Normally, the husband will send his wife to attend a language class after which the wife will be fluent in speaking only.
(comment Statler & Waldorf: She never will be able to do homework with her kids. The kids will teach their mom)
The foreigner who marries a Thai woman is mostly an old man who experienced a divorce or lost his wife. He then feels lonely but, after getting married again with a Thai woman, turns fulfilled in life and impressed with Thai culture.
(comment Statler & Waldorf: Or what they sell them as Thai culture: Matthew 5:3 Blessed are the poor in spirit, For theirs is the kingdom of heaven. Their success in the Thai-Western relationship is that they never have clarifying talk. If they would both lay their cards on the table, what their real goals in the relationship are, they would separate immediately. THAIS NEVER EVER WANT A CLEAR RELATIONSHIP, LIKE I STAND HERE AND YOU ARE THERE. EVEN THEY MARRY THAIS. AS YOU NEVER CAN GET A CLEAR ANSWER LIKE YES OR NO FROM A THAI. IT ALL REMAINS ON THE OUTSIDE, NEVER TOUCHES THE INSIDE. LIKE THE THAIS DRESS IN AN ELEGANT BUSINESS OUTFIT BUT CAN’T COUNT TO 3. SUMMARY: THE PERFECT MAN IS FUNNY, GOOD LOOKING, PAYS ME AS MUCH AS I WANT AND DOES NOT ASK ME MANY QUESTIONS AND DOES NOT GIVE ME A HEADACHE. I JUST CLAIM ALL MY RIGHTS FROM THIS RELATIONSHIP WITH HIM WITHOUT COMMITTING MYSELF TO ANYTHING AT ALL.)

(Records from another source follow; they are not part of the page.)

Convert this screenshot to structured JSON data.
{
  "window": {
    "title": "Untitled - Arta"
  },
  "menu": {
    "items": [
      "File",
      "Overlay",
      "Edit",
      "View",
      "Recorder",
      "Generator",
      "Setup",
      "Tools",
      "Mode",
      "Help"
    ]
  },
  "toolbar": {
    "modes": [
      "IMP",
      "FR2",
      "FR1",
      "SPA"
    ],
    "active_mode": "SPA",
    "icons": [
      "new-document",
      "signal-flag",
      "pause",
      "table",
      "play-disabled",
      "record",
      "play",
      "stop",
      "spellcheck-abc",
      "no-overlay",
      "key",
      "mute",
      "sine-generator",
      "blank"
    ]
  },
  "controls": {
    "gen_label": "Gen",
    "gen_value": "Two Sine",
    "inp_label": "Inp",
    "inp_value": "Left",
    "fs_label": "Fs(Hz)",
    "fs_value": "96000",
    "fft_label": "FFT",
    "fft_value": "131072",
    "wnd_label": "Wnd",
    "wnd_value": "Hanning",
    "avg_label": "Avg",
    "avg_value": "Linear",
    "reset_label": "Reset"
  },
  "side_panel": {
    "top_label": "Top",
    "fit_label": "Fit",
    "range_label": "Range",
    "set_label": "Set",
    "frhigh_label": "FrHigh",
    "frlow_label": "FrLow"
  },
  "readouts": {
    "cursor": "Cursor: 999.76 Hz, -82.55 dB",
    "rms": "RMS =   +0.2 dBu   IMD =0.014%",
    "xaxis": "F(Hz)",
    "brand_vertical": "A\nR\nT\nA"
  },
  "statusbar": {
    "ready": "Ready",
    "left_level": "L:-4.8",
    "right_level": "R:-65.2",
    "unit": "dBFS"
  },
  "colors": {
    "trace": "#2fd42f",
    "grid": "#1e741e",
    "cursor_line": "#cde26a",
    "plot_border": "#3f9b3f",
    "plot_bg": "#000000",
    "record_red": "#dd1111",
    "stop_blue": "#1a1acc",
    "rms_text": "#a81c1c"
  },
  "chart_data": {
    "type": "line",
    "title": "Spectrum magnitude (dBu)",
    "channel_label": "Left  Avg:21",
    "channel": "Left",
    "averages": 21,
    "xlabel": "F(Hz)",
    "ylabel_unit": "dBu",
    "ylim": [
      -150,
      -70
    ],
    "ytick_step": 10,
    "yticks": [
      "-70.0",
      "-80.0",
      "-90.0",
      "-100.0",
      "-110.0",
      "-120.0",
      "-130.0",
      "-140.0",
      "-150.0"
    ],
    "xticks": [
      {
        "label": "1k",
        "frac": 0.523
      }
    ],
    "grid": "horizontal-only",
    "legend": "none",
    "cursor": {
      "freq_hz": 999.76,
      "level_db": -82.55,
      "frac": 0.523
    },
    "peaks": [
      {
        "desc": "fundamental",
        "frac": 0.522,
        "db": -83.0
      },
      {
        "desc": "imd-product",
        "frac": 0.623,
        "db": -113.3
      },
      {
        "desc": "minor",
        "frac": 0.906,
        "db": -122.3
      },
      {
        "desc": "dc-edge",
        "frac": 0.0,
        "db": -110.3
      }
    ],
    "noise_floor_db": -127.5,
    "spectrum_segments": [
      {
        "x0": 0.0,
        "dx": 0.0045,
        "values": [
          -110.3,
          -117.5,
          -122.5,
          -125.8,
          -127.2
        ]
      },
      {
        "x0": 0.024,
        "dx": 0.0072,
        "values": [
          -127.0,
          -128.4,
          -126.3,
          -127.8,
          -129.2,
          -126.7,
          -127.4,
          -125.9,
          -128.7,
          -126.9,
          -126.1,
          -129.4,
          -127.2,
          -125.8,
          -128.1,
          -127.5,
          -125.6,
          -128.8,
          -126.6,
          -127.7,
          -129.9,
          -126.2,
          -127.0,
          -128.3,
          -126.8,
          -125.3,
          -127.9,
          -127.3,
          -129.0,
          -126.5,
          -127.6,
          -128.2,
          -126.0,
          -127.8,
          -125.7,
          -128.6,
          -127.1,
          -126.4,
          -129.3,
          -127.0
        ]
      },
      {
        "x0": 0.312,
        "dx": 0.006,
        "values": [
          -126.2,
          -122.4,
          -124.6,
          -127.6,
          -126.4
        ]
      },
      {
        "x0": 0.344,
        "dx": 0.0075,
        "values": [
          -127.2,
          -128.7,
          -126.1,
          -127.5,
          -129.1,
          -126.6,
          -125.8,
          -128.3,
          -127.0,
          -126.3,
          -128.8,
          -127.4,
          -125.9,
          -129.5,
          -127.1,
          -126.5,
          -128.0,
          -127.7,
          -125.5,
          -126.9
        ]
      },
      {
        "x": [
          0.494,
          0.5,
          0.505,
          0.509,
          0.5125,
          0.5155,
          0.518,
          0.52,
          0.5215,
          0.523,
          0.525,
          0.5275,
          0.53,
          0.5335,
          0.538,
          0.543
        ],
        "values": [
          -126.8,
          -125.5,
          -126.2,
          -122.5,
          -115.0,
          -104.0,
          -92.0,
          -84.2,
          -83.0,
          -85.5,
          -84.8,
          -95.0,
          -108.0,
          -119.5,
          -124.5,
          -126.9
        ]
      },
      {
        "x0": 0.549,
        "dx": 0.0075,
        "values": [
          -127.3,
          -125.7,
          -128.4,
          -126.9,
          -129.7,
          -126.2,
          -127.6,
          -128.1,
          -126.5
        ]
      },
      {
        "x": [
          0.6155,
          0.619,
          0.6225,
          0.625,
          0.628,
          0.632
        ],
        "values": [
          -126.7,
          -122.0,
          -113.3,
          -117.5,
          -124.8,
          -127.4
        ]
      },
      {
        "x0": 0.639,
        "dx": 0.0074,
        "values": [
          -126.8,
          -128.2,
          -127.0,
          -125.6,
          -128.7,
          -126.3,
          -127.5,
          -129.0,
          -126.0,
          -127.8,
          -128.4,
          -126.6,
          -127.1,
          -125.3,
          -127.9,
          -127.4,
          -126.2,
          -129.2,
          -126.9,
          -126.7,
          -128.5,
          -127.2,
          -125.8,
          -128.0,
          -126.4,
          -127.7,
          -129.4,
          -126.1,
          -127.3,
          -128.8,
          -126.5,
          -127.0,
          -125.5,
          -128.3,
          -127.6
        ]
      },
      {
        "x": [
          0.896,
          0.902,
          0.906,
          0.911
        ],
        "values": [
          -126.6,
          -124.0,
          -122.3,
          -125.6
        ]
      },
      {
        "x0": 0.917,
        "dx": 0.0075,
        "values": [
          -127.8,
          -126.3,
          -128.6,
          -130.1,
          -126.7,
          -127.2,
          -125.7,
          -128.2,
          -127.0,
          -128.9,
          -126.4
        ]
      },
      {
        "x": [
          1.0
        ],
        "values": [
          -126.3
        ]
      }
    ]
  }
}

Theoretical Examination: Relations of the World and the Local
The trans-national and trans-regional migration by the modern people brings about cultural space that can be internationalized and localized. Although the telecommunication technology links different communities of this world, the local identity is not disappeared or faded in the current of globalization.
(comment Statler & Waldorf: Thais will always be Thais)
In analyzing the connection and interrelation between the local and the world, from the cross-cultural marriage by Thai women and foreigners, it is found that the local emerges itself in the world. Women from Ban X or others in the Northeastern Thailand who marry foreigners have re-made the Thai-Lao community in the world context. No matter where the women live, they still retain their relationship with their homeland under the value of daughters of gratitude. After they settle down firmly, they help the relatives who face hardship.
(comment Statler & Waldorf: They will never adapt to their host country and always see it as just a way to make money. Daughters of gratitude? I sometimes wonder what Thai guys do other than drinking, gambling and visiting brothels. No wonder so many Thai kids become gays with these fathers as role models.)
The researcher, nevertheless, finds that, while local identities can struggle in globalization, discourses, thinking, and norms in the world level are still influential. The experience of cross-national migration of the north-eastern women exposes them to the western idea and tradition, particularly those concerning male-female relationship, marriage and sexuality. Such experience will more or less cause stress and conflict to the people involved in terms of individual identity and daily social interaction.
(comment Statler & Waldorf: Yes, it causes them some stress to find out that women are dating men in the west not only for financial purposes. It also means that most westerns just see them as what they are: Office workers from the entertainment areas)
The study about cross-cultural marriage phenomenon between north-eastern Thai women and foreigners under relationship of the local and the world will enable us to understand the culture of the modern world. Such culture is no longer static as we see ‘Thailand’ in the area that is not Thai.
(comment Statler & Waldorf: Yes, the planet outside Thailand is very E.T.)
The women who marry foreigners still foster their strong relations with their homeland on the one hand; on the other, experiences they gain from this marriage and migration provide them with social space where thinking and traditional norms regarding the meaning of sexuality and marriage is examined and negotiated.
(comment Statler & Waldorf: Short time 1500, Overnight 2500, Marriage 2 Million but negotiable)
Normally I would not allow a submission like this, but it leads into part 2 quite well…